[Your task] Restate all entries exactly.

Source data:

>>>>

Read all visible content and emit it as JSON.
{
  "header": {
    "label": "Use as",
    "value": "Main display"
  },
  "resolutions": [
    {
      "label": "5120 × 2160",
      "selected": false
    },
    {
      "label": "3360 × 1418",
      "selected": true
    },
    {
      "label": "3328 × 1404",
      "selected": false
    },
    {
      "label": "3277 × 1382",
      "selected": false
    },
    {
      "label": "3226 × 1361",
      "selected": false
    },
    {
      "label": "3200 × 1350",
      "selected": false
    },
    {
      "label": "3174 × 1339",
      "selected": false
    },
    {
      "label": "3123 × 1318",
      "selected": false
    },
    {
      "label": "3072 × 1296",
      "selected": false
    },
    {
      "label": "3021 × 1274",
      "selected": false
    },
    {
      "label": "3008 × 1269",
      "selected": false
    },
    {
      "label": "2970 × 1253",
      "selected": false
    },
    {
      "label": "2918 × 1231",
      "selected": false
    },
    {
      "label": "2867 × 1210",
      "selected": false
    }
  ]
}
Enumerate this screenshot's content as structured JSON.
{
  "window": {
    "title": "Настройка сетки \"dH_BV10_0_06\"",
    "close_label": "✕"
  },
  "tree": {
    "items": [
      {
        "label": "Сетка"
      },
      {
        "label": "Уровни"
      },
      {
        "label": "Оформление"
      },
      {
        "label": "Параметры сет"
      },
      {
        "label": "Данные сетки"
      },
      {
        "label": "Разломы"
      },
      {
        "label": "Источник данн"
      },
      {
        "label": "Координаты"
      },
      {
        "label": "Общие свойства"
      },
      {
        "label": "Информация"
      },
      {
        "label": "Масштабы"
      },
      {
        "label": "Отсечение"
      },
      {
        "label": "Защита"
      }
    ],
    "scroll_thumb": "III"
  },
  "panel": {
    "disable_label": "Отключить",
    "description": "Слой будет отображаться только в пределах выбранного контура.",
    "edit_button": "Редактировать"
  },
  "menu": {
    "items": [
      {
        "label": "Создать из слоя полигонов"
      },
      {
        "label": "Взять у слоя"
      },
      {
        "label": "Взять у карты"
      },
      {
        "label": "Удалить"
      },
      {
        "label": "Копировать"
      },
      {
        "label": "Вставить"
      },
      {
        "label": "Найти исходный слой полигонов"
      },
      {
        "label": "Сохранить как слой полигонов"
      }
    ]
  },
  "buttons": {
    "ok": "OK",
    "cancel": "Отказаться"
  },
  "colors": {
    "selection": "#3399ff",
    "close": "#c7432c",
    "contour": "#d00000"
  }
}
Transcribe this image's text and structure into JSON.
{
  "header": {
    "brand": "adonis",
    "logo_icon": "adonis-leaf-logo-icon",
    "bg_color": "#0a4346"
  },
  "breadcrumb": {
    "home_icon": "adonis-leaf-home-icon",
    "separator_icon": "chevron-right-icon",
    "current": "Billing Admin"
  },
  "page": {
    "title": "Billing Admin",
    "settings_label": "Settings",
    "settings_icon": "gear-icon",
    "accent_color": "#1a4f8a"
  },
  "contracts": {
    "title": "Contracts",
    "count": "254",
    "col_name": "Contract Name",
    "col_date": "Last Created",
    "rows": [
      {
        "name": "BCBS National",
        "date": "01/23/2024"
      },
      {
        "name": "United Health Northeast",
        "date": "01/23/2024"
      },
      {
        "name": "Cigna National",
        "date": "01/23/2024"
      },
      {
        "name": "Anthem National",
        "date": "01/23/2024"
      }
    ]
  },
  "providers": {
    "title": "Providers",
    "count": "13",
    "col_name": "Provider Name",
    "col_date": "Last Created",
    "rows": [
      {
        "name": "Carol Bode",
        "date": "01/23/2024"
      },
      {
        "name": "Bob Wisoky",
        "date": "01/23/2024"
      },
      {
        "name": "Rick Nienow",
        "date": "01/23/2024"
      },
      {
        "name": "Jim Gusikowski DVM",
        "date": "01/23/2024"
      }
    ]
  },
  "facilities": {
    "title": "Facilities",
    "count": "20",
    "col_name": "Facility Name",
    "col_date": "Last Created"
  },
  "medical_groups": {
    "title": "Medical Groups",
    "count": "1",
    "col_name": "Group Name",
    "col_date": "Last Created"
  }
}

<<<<

[Response]
Read all visible content and emit it as JSON.
{
  "header": {
    "label": "Use as",
    "value": "Main display"
  },
  "resolutions": [
    {
      "label": "5120 × 2160",
      "selected": false
    },
    {
      "label": "3360 × 1418",
      "selected": true
    },
    {
      "label": "3328 × 1404",
      "selected": false
    },
    {
      "label": "3277 × 1382",
      "selected": false
    },
    {
      "label": "3226 × 1361",
      "selected": false
    },
    {
      "label": "3200 × 1350",
      "selected": false
    },
    {
      "label": "3174 × 1339",
      "selected": false
    },
    {
      "label": "3123 × 1318",
      "selected": false
    },
    {
      "label": "3072 × 1296",
      "selected": false
    },
    {
      "label": "3021 × 1274",
      "selected": false
    },
    {
      "label": "3008 × 1269",
      "selected": false
    },
    {
      "label": "2970 × 1253",
      "selected": false
    },
    {
      "label": "2918 × 1231",
      "selected": false
    },
    {
      "label": "2867 × 1210",
      "selected": false
    }
  ]
}
Enumerate this screenshot's content as structured JSON.
{
  "window": {
    "title": "Настройка сетки \"dH_BV10_0_06\"",
    "close_label": "✕"
  },
  "tree": {
    "items": [
      {
        "label": "Сетка"
      },
      {
        "label": "Уровни"
      },
      {
        "label": "Оформление"
      },
      {
        "label": "Параметры сет"
      },
      {
        "label": "Данные сетки"
      },
      {
        "label": "Разломы"
      },
      {
        "label": "Источник данн"
      },
      {
        "label": "Координаты"
      },
      {
        "label": "Общие свойства"
      },
      {
        "label": "Информация"
      },
      {
        "label": "Масштабы"
      },
      {
        "label": "Отсечение"
      },
      {
        "label": "Защита"
      }
    ],
    "scroll_thumb": "III"
  },
  "panel": {
    "disable_label": "Отключить",
    "description": "Слой будет отображаться только в пределах выбранного контура.",
    "edit_button": "Редактировать"
  },
  "menu": {
    "items": [
      {
        "label": "Создать из слоя полигонов"
      },
      {
        "label": "Взять у слоя"
      },
      {
        "label": "Взять у карты"
      },
      {
        "label": "Удалить"
      },
      {
        "label": "Копировать"
      },
      {
        "label": "Вставить"
      },
      {
        "label": "Найти исходный слой полигонов"
      },
      {
        "label": "Сохранить как слой полигонов"
      }
    ]
  },
  "buttons": {
    "ok": "OK",
    "cancel": "Отказаться"
  },
  "colors": {
    "selection": "#3399ff",
    "close": "#c7432c",
    "contour": "#d00000"
  }
}
Transcribe this image's text and structure into JSON.
{
  "header": {
    "brand": "adonis",
    "logo_icon": "adonis-leaf-logo-icon",
    "bg_color": "#0a4346"
  },
  "breadcrumb": {
    "home_icon": "adonis-leaf-home-icon",
    "separator_icon": "chevron-right-icon",
    "current": "Billing Admin"
  },
  "page": {
    "title": "Billing Admin",
    "settings_label": "Settings",
    "settings_icon": "gear-icon",
    "accent_color": "#1a4f8a"
  },
  "contracts": {
    "title": "Contracts",
    "count": "254",
    "col_name": "Contract Name",
    "col_date": "Last Created",
    "rows": [
      {
        "name": "BCBS National",
        "date": "01/23/2024"
      },
      {
        "name": "United Health Northeast",
        "date": "01/23/2024"
      },
      {
        "name": "Cigna National",
        "date": "01/23/2024"
      },
      {
        "name": "Anthem National",
        "date": "01/23/2024"
      }
    ]
  },
  "providers": {
    "title": "Providers",
    "count": "13",
    "col_name": "Provider Name",
    "col_date": "Last Created",
    "rows": [
      {
        "name": "Carol Bode",
        "date": "01/23/2024"
      },
      {
        "name": "Bob Wisoky",
        "date": "01/23/2024"
      },
      {
        "name": "Rick Nienow",
        "date": "01/23/2024"
      },
      {
        "name": "Jim Gusikowski DVM",
        "date": "01/23/2024"
      }
    ]
  },
  "facilities": {
    "title": "Facilities",
    "count": "20",
    "col_name": "Facility Name",
    "col_date": "Last Created"
  },
  "medical_groups": {
    "title": "Medical Groups",
    "count": "1",
    "col_name": "Group Name",
    "col_date": "Last Created"
  }
}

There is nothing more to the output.